In the role of Nick Shadow, making his Mexican debut was the French/British bass-baritone Thomas Dear. A handsome devil, pun intended, Mr. Dear also possesses all the vocal, musical and acting qualities required to perform his role convincingly. His towering stature and deep, sonorous bass-baritone which only on occasion sounded slightly muffled, cut a very compelling figure. Musically and dramatically he was very solid and also convincingly portrayed the various facets of his character, affable, charming, and seductive at first, and dangerously menacing in the graveyard scene.
The orchestra of Bellas Artes was brilliantly conducted by the young Mexican conductor Ivan López Reynoso, who is enjoying a budding international career which has taken him to various European theaters and recently saw him make his US debut at the Santa Fe opera. A singer (countertenor) in his own right, he commanded the orchestra at all times, which played with great clarity and provided exemplary support for the singers. A special mention should be reserved for the trumpet player who perfectly executed the difficult auction scene. The quality of Mexico's Bellas Artes orchestra was a great, positive surprise. The chorus, by contrast, was very disappointing. They sounded ill-prepared, constantly rushing and out of sync with the conductor, and their English was heavily accented and indecipherable.
In spite of some shortcomings, overall, this production was a resounding success, and one can say without a doubt that Mexican audiences were treated to a memorable evening.

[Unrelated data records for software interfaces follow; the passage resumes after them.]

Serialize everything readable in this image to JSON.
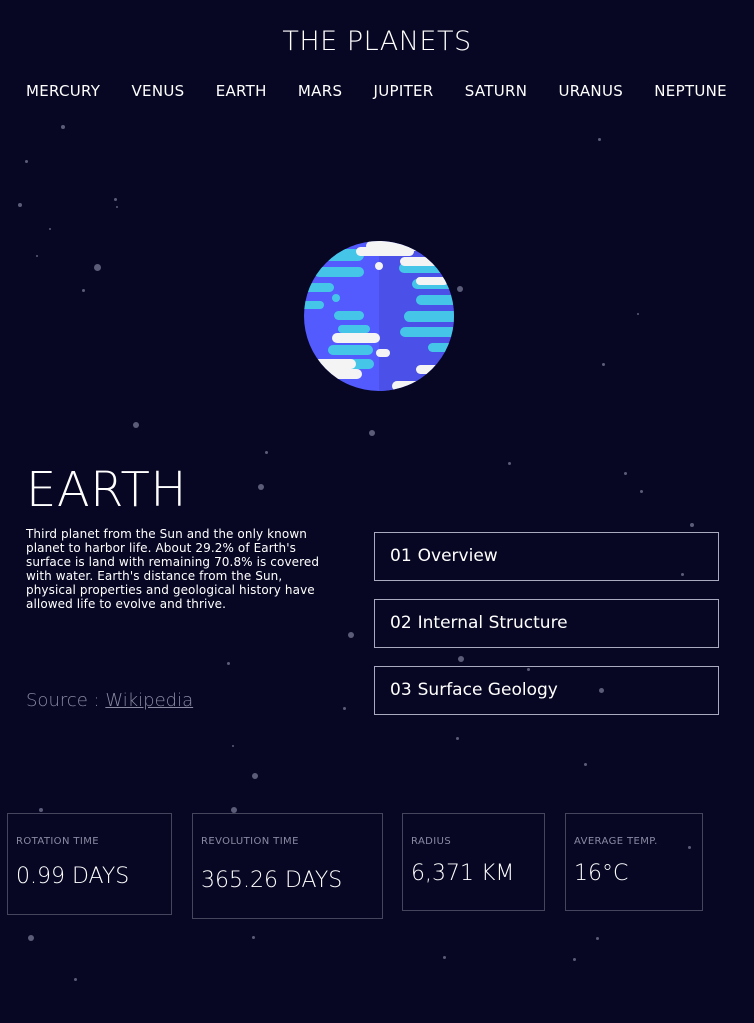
{
  "header": {
    "title": "THE PLANETS",
    "nav": [
      "MERCURY",
      "VENUS",
      "EARTH",
      "MARS",
      "JUPITER",
      "SATURN",
      "URANUS",
      "NEPTUNE"
    ]
  },
  "planet": {
    "name": "EARTH",
    "description": "Third planet from the Sun and the only known planet to harbor life. About 29.2% of Earth's surface is land with remaining 70.8% is covered with water. Earth's distance from the Sun, physical properties and geological history have allowed life to evolve and thrive.",
    "source_prefix": "Source : ",
    "source_link": "Wikipedia",
    "image_icon": "earth-planet-illustration"
  },
  "tabs": [
    {
      "num": "01",
      "label": "Overview"
    },
    {
      "num": "02",
      "label": "Internal Structure"
    },
    {
      "num": "03",
      "label": "Surface Geology"
    }
  ],
  "stats": [
    {
      "label": "ROTATION TIME",
      "value": "0.99 DAYS"
    },
    {
      "label": "REVOLUTION TIME",
      "value": "365.26 DAYS"
    },
    {
      "label": "RADIUS",
      "value": "6,371 KM"
    },
    {
      "label": "AVERAGE TEMP.",
      "value": "16°C"
    }
  ],
  "colors": {
    "background": "#070724",
    "border": "#a9aac0",
    "muted_text": "#8a8aa3",
    "earth_blue": "#545bfe",
    "earth_cyan": "#45c6e9",
    "earth_cloud": "#f4f4f4"
  }
}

Review written by Diana Amati, Founder of Opera Culture News & Magazine in NYC.